## Listed records
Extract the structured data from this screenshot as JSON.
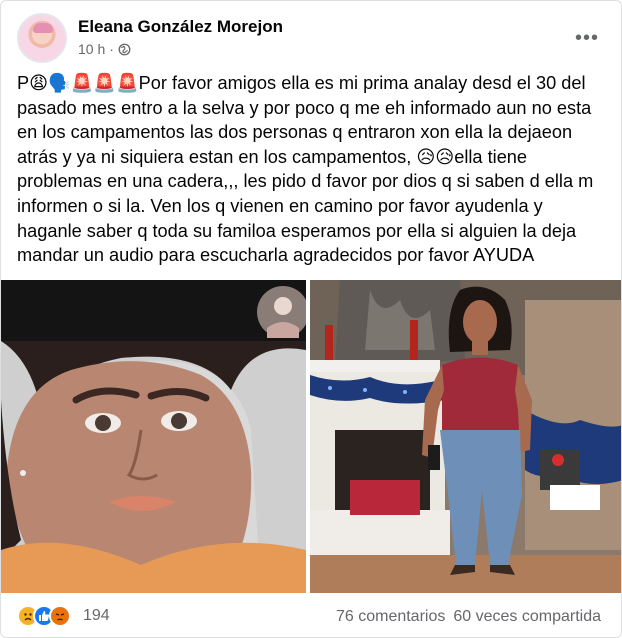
{
  "post": {
    "author": "Eleana González Morejon",
    "time": "10 h",
    "separator": "·",
    "more_label": "•••",
    "text": "P😩🗣️🚨🚨🚨Por favor amigos ella es mi prima analay desd el 30 del pasado mes entro a la selva y por poco q me eh informado aun no esta en los campamentos las dos personas q entraron xon ella la dejaeon atrás y ya ni siquiera estan en los campamentos, 😥😥ella tiene problemas en una cadera,,, les pido d favor por dios q si saben d ella m informen o si la. Ven los q vienen en camino por favor ayudenla y haganle saber q toda su familoa esperamos por ella si alguien la deja mandar un audio para escucharla agradecidos por favor AYUDA"
  },
  "footer": {
    "reaction_count": "194",
    "comments": "76 comentarios",
    "shares": "60 veces compartida"
  },
  "icons": {
    "avatar": "profile-photo",
    "globe": "globe-icon",
    "more": "more-options-icon",
    "reactions": [
      "sad-reaction-icon",
      "like-reaction-icon",
      "angry-reaction-icon"
    ]
  },
  "colors": {
    "secondary_text": "#65676b",
    "like_blue": "#1877f2",
    "sad_yellow": "#f7b125",
    "angry_orange": "#e9710f"
  }
}
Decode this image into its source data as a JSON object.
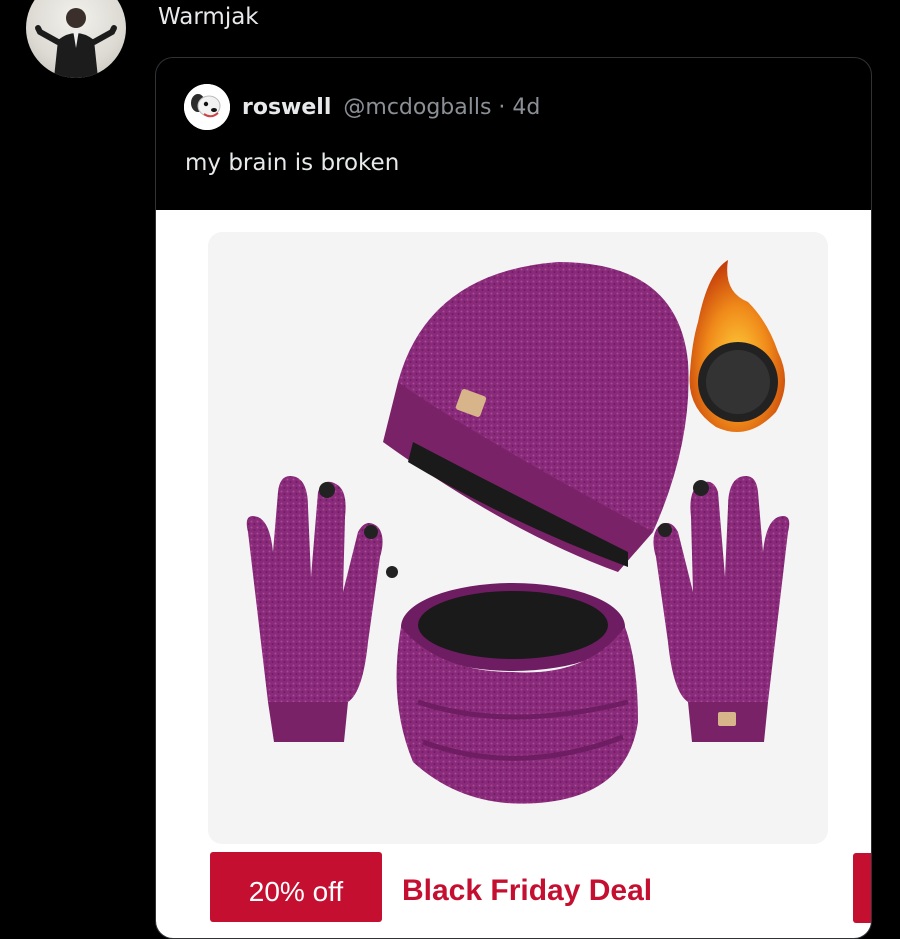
{
  "post": {
    "author_name": "Warmjak",
    "avatar_icon": "person-avatar-icon"
  },
  "quote": {
    "display_name": "roswell",
    "handle": "@mcdogballs · 4d",
    "text": "my brain is broken",
    "avatar_icon": "dog-avatar-icon"
  },
  "product": {
    "image_icon": "beanie-scarf-gloves-set-icon",
    "discount_label": "20% off",
    "deal_label": "Black Friday Deal",
    "colors": {
      "knit": "#8a2a7a",
      "badge": "#c50f31"
    }
  }
}
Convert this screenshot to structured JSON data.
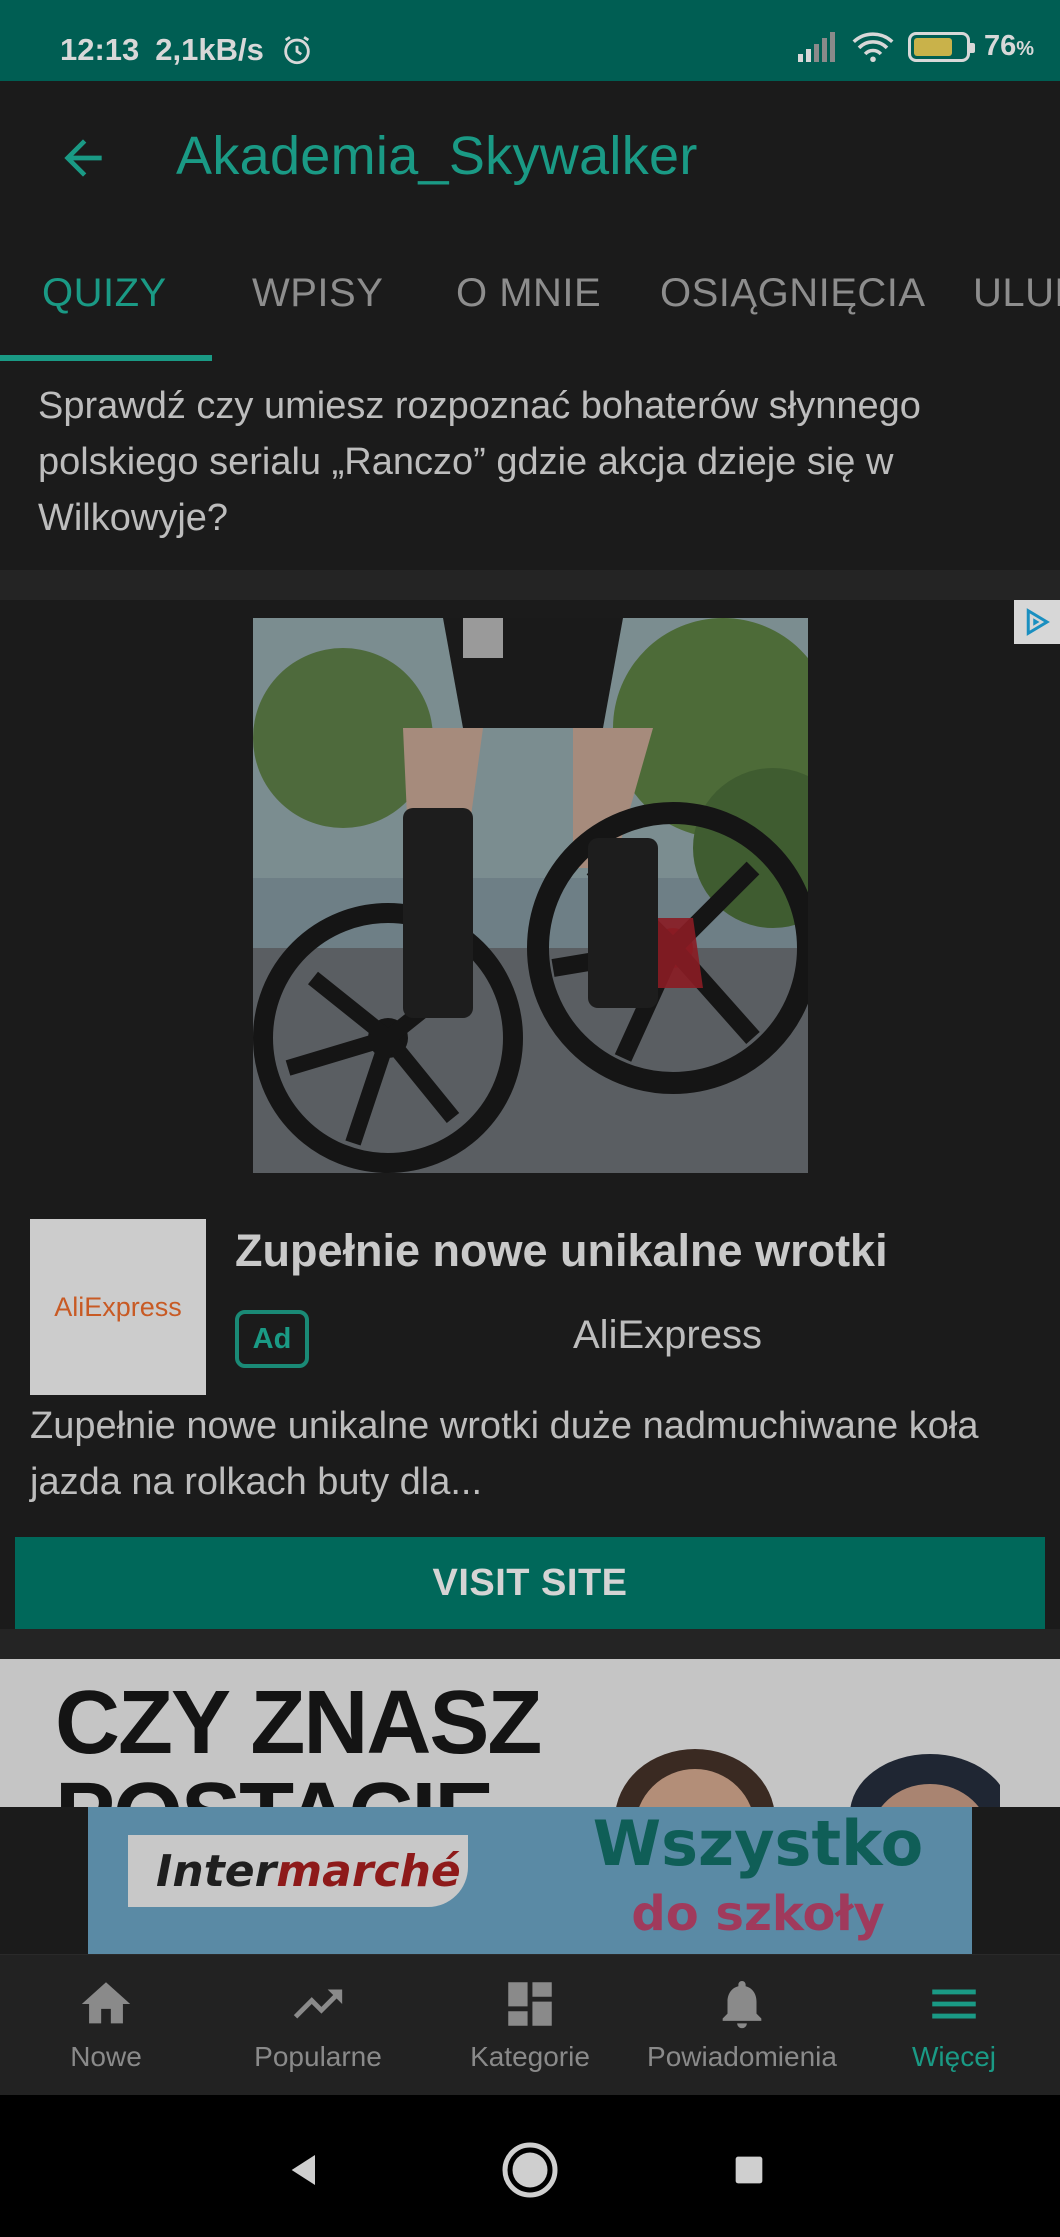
{
  "status_bar": {
    "time": "12:13",
    "speed": "2,1kB/s",
    "battery": "76",
    "battery_unit": "%",
    "battery_level": 0.76
  },
  "app_bar": {
    "title": "Akademia_Skywalker"
  },
  "tabs": [
    {
      "label": "QUIZY",
      "active": true
    },
    {
      "label": "WPISY",
      "active": false
    },
    {
      "label": "O MNIE",
      "active": false
    },
    {
      "label": "OSIĄGNIĘCIA",
      "active": false
    },
    {
      "label": "ULUB",
      "active": false
    }
  ],
  "intro_text": "Sprawdź czy umiesz rozpoznać bohaterów słynnego polskiego serialu „Ranczo” gdzie akcja dzieje się w Wilkowyje?",
  "ad": {
    "logo_text": "AliExpress",
    "headline": "Zupełnie nowe unikalne wrotki",
    "badge": "Ad",
    "advertiser": "AliExpress",
    "body": "Zupełnie nowe unikalne wrotki duże nadmuchiwane koła jazda na rolkach buty dla...",
    "cta": "VISIT SITE"
  },
  "quiz_preview": {
    "line1": "CZY ZNASZ",
    "line2": "POSTACIE"
  },
  "banner": {
    "brand_prefix": "Inter",
    "brand_suffix": "marché",
    "slogan_line1": "Wszystko",
    "slogan_line2": "do szkoły"
  },
  "bottom_nav": [
    {
      "label": "Nowe",
      "icon": "home-icon",
      "active": false
    },
    {
      "label": "Popularne",
      "icon": "trending-icon",
      "active": false
    },
    {
      "label": "Kategorie",
      "icon": "dashboard-icon",
      "active": false
    },
    {
      "label": "Powiadomienia",
      "icon": "bell-icon",
      "active": false
    },
    {
      "label": "Więcej",
      "icon": "menu-icon",
      "active": true
    }
  ],
  "colors": {
    "accent": "#1a9a85",
    "status_bar": "#005e53",
    "cta": "#00685a",
    "background": "#1b1b1b"
  }
}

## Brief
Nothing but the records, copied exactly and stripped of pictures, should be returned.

## Answer space
Extract the structured data from this screenshot as JSON.
{
  "post": {
    "author": "Eleana González Morejon",
    "time": "10 h",
    "separator": "·",
    "more_label": "•••",
    "text": "P😩🗣️🚨🚨🚨Por favor amigos ella es mi prima analay desd el 30 del pasado mes entro a la selva y por poco q me eh informado aun no esta en los campamentos las dos personas q entraron xon ella la dejaeon atrás y ya ni siquiera estan en los campamentos, 😥😥ella tiene problemas en una cadera,,, les pido d favor por dios q si saben d ella m informen o si la. Ven los q vienen en camino por favor ayudenla y haganle saber q toda su familoa esperamos por ella si alguien la deja mandar un audio para escucharla agradecidos por favor AYUDA"
  },
  "footer": {
    "reaction_count": "194",
    "comments": "76 comentarios",
    "shares": "60 veces compartida"
  },
  "icons": {
    "avatar": "profile-photo",
    "globe": "globe-icon",
    "more": "more-options-icon",
    "reactions": [
      "sad-reaction-icon",
      "like-reaction-icon",
      "angry-reaction-icon"
    ]
  },
  "colors": {
    "secondary_text": "#65676b",
    "like_blue": "#1877f2",
    "sad_yellow": "#f7b125",
    "angry_orange": "#e9710f"
  }
}
Decode this image into its source data as a JSON object.
{
  "post": {
    "author_name": "Warmjak",
    "avatar_icon": "person-avatar-icon"
  },
  "quote": {
    "display_name": "roswell",
    "handle": "@mcdogballs · 4d",
    "text": "my brain is broken",
    "avatar_icon": "dog-avatar-icon"
  },
  "product": {
    "image_icon": "beanie-scarf-gloves-set-icon",
    "discount_label": "20% off",
    "deal_label": "Black Friday Deal",
    "colors": {
      "knit": "#8a2a7a",
      "badge": "#c50f31"
    }
  }
}
Convert this screenshot to structured JSON data.
{
  "status_bar": {
    "time": "12:13",
    "speed": "2,1kB/s",
    "battery": "76",
    "battery_unit": "%",
    "battery_level": 0.76
  },
  "app_bar": {
    "title": "Akademia_Skywalker"
  },
  "tabs": [
    {
      "label": "QUIZY",
      "active": true
    },
    {
      "label": "WPISY",
      "active": false
    },
    {
      "label": "O MNIE",
      "active": false
    },
    {
      "label": "OSIĄGNIĘCIA",
      "active": false
    },
    {
      "label": "ULUB",
      "active": false
    }
  ],
  "intro_text": "Sprawdź czy umiesz rozpoznać bohaterów słynnego polskiego serialu „Ranczo” gdzie akcja dzieje się w Wilkowyje?",
  "ad": {
    "logo_text": "AliExpress",
    "headline": "Zupełnie nowe unikalne wrotki",
    "badge": "Ad",
    "advertiser": "AliExpress",
    "body": "Zupełnie nowe unikalne wrotki duże nadmuchiwane koła jazda na rolkach buty dla...",
    "cta": "VISIT SITE"
  },
  "quiz_preview": {
    "line1": "CZY ZNASZ",
    "line2": "POSTACIE"
  },
  "banner": {
    "brand_prefix": "Inter",
    "brand_suffix": "marché",
    "slogan_line1": "Wszystko",
    "slogan_line2": "do szkoły"
  },
  "bottom_nav": [
    {
      "label": "Nowe",
      "icon": "home-icon",
      "active": false
    },
    {
      "label": "Popularne",
      "icon": "trending-icon",
      "active": false
    },
    {
      "label": "Kategorie",
      "icon": "dashboard-icon",
      "active": false
    },
    {
      "label": "Powiadomienia",
      "icon": "bell-icon",
      "active": false
    },
    {
      "label": "Więcej",
      "icon": "menu-icon",
      "active": true
    }
  ],
  "colors": {
    "accent": "#1a9a85",
    "status_bar": "#005e53",
    "cta": "#00685a",
    "background": "#1b1b1b"
  }
}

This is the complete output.